▸ **Dataset rows describing interfaces**
⟨
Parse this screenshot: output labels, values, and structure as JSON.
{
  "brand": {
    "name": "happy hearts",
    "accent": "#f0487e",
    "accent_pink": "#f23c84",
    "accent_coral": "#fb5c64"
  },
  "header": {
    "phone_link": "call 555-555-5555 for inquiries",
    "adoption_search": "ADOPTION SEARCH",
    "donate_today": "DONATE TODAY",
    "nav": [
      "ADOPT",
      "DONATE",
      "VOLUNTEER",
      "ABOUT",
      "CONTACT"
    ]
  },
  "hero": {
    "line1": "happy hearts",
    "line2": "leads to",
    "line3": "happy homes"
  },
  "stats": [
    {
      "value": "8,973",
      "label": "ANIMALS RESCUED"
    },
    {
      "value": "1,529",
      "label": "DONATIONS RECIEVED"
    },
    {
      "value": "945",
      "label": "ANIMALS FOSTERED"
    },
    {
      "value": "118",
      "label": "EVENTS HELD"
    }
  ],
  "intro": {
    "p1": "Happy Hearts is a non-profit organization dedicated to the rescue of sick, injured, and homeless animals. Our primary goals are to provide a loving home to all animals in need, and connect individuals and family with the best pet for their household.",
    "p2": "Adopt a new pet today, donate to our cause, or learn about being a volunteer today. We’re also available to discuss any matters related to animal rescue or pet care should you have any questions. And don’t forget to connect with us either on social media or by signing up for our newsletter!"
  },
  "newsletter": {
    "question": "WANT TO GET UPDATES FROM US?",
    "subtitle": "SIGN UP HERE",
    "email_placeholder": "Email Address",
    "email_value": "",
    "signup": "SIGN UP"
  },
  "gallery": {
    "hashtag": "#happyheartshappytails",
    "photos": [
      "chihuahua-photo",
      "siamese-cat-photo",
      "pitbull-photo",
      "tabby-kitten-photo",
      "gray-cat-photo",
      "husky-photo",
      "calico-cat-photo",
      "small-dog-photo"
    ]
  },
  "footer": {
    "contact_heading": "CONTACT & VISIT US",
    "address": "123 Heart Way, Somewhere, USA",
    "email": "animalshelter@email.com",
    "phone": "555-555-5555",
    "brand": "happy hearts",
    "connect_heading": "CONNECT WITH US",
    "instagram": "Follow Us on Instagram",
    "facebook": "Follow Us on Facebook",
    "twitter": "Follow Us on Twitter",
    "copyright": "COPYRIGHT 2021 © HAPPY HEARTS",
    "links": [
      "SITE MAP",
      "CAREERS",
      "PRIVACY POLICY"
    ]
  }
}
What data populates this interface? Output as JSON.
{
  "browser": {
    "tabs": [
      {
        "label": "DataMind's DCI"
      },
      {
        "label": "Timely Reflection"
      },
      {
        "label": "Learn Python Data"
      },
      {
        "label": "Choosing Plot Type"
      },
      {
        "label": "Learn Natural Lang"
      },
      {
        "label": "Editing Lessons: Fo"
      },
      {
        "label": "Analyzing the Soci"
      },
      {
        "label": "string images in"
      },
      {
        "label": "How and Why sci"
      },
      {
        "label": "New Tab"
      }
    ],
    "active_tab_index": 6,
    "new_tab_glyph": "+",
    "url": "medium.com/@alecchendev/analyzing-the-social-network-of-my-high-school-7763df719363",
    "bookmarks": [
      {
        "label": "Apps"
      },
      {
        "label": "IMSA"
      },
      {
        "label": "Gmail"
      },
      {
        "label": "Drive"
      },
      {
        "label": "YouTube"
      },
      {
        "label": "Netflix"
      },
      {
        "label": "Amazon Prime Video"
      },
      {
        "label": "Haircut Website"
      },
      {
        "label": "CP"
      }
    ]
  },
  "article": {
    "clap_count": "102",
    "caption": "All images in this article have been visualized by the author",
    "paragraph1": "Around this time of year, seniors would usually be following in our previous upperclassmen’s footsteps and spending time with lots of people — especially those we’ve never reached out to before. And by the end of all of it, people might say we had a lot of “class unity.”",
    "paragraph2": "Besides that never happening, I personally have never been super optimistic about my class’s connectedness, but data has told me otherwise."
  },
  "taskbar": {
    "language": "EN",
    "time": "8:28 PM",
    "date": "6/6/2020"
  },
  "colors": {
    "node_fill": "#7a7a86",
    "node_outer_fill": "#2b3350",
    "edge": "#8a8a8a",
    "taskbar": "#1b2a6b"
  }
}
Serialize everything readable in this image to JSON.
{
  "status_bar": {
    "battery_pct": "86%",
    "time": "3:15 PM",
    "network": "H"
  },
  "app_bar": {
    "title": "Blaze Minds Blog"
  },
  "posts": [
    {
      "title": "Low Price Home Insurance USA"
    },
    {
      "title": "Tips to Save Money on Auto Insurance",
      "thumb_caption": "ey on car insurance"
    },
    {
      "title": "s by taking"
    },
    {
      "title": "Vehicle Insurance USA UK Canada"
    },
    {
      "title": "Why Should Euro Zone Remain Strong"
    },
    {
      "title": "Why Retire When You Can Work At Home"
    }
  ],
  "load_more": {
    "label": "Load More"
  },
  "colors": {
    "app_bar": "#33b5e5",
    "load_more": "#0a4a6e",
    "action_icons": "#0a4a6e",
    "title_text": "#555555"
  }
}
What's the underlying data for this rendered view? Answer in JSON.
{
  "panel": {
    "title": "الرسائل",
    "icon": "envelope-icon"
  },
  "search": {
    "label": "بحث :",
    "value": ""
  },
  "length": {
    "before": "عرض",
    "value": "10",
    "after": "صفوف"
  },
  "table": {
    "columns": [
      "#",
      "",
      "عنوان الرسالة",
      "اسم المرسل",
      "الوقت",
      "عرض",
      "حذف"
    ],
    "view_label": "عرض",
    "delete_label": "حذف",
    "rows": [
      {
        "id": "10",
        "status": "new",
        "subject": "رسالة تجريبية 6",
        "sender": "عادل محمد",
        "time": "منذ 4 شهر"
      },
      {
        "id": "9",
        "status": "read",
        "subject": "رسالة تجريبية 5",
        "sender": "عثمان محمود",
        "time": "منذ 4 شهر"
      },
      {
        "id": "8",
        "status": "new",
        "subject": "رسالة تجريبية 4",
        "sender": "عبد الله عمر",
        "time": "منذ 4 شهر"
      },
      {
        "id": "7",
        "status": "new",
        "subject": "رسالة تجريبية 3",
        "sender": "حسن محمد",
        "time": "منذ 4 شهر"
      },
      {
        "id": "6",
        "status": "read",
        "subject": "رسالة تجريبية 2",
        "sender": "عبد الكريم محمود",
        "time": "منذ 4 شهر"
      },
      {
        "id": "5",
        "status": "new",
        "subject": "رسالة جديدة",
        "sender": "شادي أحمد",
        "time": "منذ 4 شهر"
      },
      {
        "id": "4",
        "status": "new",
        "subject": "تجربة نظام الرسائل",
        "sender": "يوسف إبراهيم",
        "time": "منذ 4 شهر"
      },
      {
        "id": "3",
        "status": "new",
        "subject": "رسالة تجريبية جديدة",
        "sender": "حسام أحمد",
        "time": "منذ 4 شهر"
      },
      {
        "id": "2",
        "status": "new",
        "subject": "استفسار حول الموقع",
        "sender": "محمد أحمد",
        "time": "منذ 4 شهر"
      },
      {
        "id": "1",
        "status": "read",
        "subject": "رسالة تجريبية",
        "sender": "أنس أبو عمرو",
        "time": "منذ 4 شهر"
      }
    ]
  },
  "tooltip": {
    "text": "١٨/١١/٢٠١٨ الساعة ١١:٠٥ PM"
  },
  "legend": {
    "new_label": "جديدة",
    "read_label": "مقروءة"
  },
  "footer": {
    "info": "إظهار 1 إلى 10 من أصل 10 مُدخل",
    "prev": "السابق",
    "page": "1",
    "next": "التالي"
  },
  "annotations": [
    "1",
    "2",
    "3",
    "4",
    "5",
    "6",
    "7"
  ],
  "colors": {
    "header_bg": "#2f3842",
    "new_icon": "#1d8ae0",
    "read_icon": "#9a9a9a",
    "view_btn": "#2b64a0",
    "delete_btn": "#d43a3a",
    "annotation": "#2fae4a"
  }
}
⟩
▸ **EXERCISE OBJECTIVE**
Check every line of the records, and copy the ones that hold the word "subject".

▸ **SOLUTION FOR THIS TASK**
        "subject": "رسالة تجريبية 6",
        "subject": "رسالة تجريبية 5",
        "subject": "رسالة تجريبية 4",
        "subject": "رسالة تجريبية 3",
        "subject": "رسالة تجريبية 2",
        "subject": "رسالة جديدة",
        "subject": "تجربة نظام الرسائل",
        "subject": "رسالة تجريبية جديدة",
        "subject": "استفسار حول الموقع",
        "subject": "رسالة تجريبية",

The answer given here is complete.